Earth-Bound, Moon-Mad

We travel from Third World state through
Third World state, eight of them this trip,
all wards of the Federal CCC.1

Without a leader in the caravan of obsolescence,
we are halfway to the edge of our somewhere World –
Everywhere is nowhere to a blind guide.

This is the warming residue of sturdy Nebraska,
the unperturbable epicenter
of old geology’s perdurable vessel.
*

Bright sun, rich in yellow tapestry,
shining out its inner gold to illumine in regal ochre
the Mars-bound cold gray moon – deigns

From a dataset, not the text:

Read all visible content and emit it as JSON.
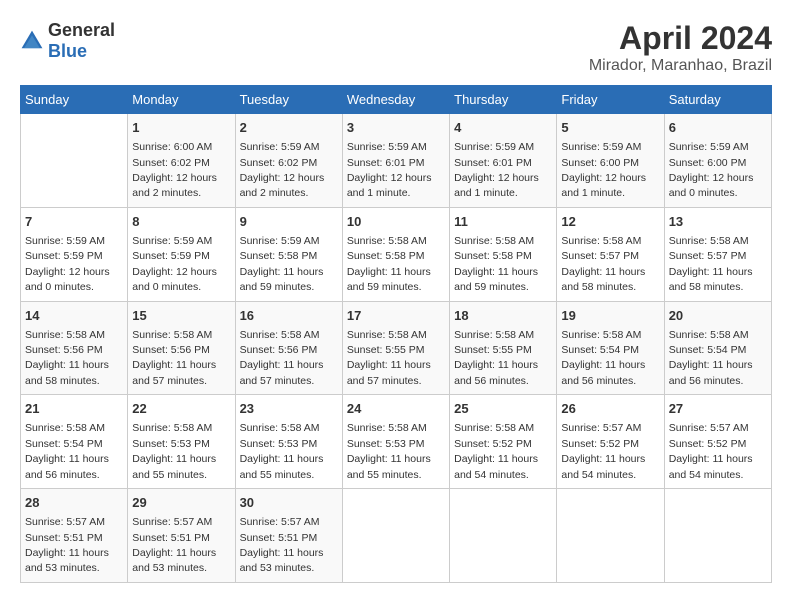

to share its gratuitous warmth with us here below,
to shine its patient light upon winter’s
weather-cracks unrepaired in ragged highways.
*

We of the new Third World, junked humanity,
can ill afford our ruptured surfaces. In a wreck
of government, one repair exposes every weakness:

Pot-holes are unfilled. Bridge approaches are compressed
ridges pushed against mis-aligned rotting spans.
The collapsed surface disguises the full wreck beneath.

A car skews a tire into the hidden jagged gap between
highway and paved shoulder. The wreck leaves twisted
bodies to flop bleeding into some unplowed field.
*

The First Two Worlds, the Passenger Classes:
The EEFO2 and their red-capped maga-proles,
Gather to pray together that their silver ark
Never recover Earthly port.

For the Moon has eloped to the orbit of Mars,
Where giddy wedding members toast the gleaming
Silver wake of the wild careening Moon,
Bound at warpéd speed for their brave new sphere,

For imperial Powers, offspring of heav’n, Etherial
Virtues; Orb of imperial sweetness,
Trumpet the oranges of their ample Host
From the bright sands of a Nambian coast.3

  1. Civilian Confiscation Corps. []
  2. Executive/Entrepreneurial/Financial Orders. []
  3. I am aware that this poem collapses with a feeble Miltonic bleat at the end. It is a sacrifice the poet is willing to make on behalf of topical verisimilitude. It may not be fair that art must reflect its culture. But that’s not the artist’s fault. Entirely. The whimper is not new to our governing, nor to poets’ futile prognostications. Consider Congress. []
Richard Fenton Sederstrom is the writer of six books, including Eumaeus Tends, and Selenity Book Four. His new book Sorgmantel, follows a view of Lucretius, but employs time, the predicate of physics, into a search for what can be imagined out of the possible and impossible. It can be read, perhaps, as an elegy for generations whose existence humankind is threatening, including humankind. Sederstrom was raised and lives in the Sonoran Desert of Arizona and the North Woods of Minnesota. Read other articles by Richard Fenton.